What you need to do: Exactly as they appear, output all of the records. Skip any images.

Data:
<<<<
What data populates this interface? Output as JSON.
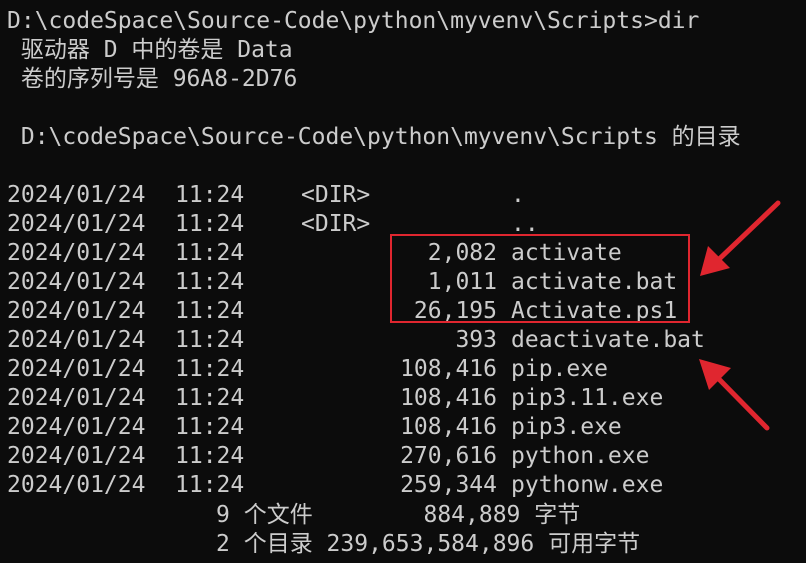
{
  "terminal": {
    "prompt": "D:\\codeSpace\\Source-Code\\python\\myvenv\\Scripts>dir",
    "volume_line": " 驱动器 D 中的卷是 Data",
    "serial_line": " 卷的序列号是 96A8-2D76",
    "dir_header": " D:\\codeSpace\\Source-Code\\python\\myvenv\\Scripts 的目录"
  },
  "entries": [
    {
      "date": "2024/01/24",
      "time": "11:24",
      "dir": "<DIR>",
      "size": "",
      "name": "."
    },
    {
      "date": "2024/01/24",
      "time": "11:24",
      "dir": "<DIR>",
      "size": "",
      "name": ".."
    },
    {
      "date": "2024/01/24",
      "time": "11:24",
      "dir": "",
      "size": "2,082",
      "name": "activate"
    },
    {
      "date": "2024/01/24",
      "time": "11:24",
      "dir": "",
      "size": "1,011",
      "name": "activate.bat"
    },
    {
      "date": "2024/01/24",
      "time": "11:24",
      "dir": "",
      "size": "26,195",
      "name": "Activate.ps1"
    },
    {
      "date": "2024/01/24",
      "time": "11:24",
      "dir": "",
      "size": "393",
      "name": "deactivate.bat"
    },
    {
      "date": "2024/01/24",
      "time": "11:24",
      "dir": "",
      "size": "108,416",
      "name": "pip.exe"
    },
    {
      "date": "2024/01/24",
      "time": "11:24",
      "dir": "",
      "size": "108,416",
      "name": "pip3.11.exe"
    },
    {
      "date": "2024/01/24",
      "time": "11:24",
      "dir": "",
      "size": "108,416",
      "name": "pip3.exe"
    },
    {
      "date": "2024/01/24",
      "time": "11:24",
      "dir": "",
      "size": "270,616",
      "name": "python.exe"
    },
    {
      "date": "2024/01/24",
      "time": "11:24",
      "dir": "",
      "size": "259,344",
      "name": "pythonw.exe"
    }
  ],
  "summary": {
    "files_line": "9 个文件        884,889 字节",
    "dirs_line": "2 个目录 239,653,584,896 可用字节"
  },
  "annotations": {
    "box_color": "#e0262f",
    "arrow_color": "#e0262f"
  },
  "colors": {
    "background": "#0c0c0c",
    "text": "#cccccc"
  }
}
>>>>
Answer below:
What data populates this interface? Output as JSON.
{
  "terminal": {
    "prompt": "D:\\codeSpace\\Source-Code\\python\\myvenv\\Scripts>dir",
    "volume_line": " 驱动器 D 中的卷是 Data",
    "serial_line": " 卷的序列号是 96A8-2D76",
    "dir_header": " D:\\codeSpace\\Source-Code\\python\\myvenv\\Scripts 的目录"
  },
  "entries": [
    {
      "date": "2024/01/24",
      "time": "11:24",
      "dir": "<DIR>",
      "size": "",
      "name": "."
    },
    {
      "date": "2024/01/24",
      "time": "11:24",
      "dir": "<DIR>",
      "size": "",
      "name": ".."
    },
    {
      "date": "2024/01/24",
      "time": "11:24",
      "dir": "",
      "size": "2,082",
      "name": "activate"
    },
    {
      "date": "2024/01/24",
      "time": "11:24",
      "dir": "",
      "size": "1,011",
      "name": "activate.bat"
    },
    {
      "date": "2024/01/24",
      "time": "11:24",
      "dir": "",
      "size": "26,195",
      "name": "Activate.ps1"
    },
    {
      "date": "2024/01/24",
      "time": "11:24",
      "dir": "",
      "size": "393",
      "name": "deactivate.bat"
    },
    {
      "date": "2024/01/24",
      "time": "11:24",
      "dir": "",
      "size": "108,416",
      "name": "pip.exe"
    },
    {
      "date": "2024/01/24",
      "time": "11:24",
      "dir": "",
      "size": "108,416",
      "name": "pip3.11.exe"
    },
    {
      "date": "2024/01/24",
      "time": "11:24",
      "dir": "",
      "size": "108,416",
      "name": "pip3.exe"
    },
    {
      "date": "2024/01/24",
      "time": "11:24",
      "dir": "",
      "size": "270,616",
      "name": "python.exe"
    },
    {
      "date": "2024/01/24",
      "time": "11:24",
      "dir": "",
      "size": "259,344",
      "name": "pythonw.exe"
    }
  ],
  "summary": {
    "files_line": "9 个文件        884,889 字节",
    "dirs_line": "2 个目录 239,653,584,896 可用字节"
  },
  "annotations": {
    "box_color": "#e0262f",
    "arrow_color": "#e0262f"
  },
  "colors": {
    "background": "#0c0c0c",
    "text": "#cccccc"
  }
}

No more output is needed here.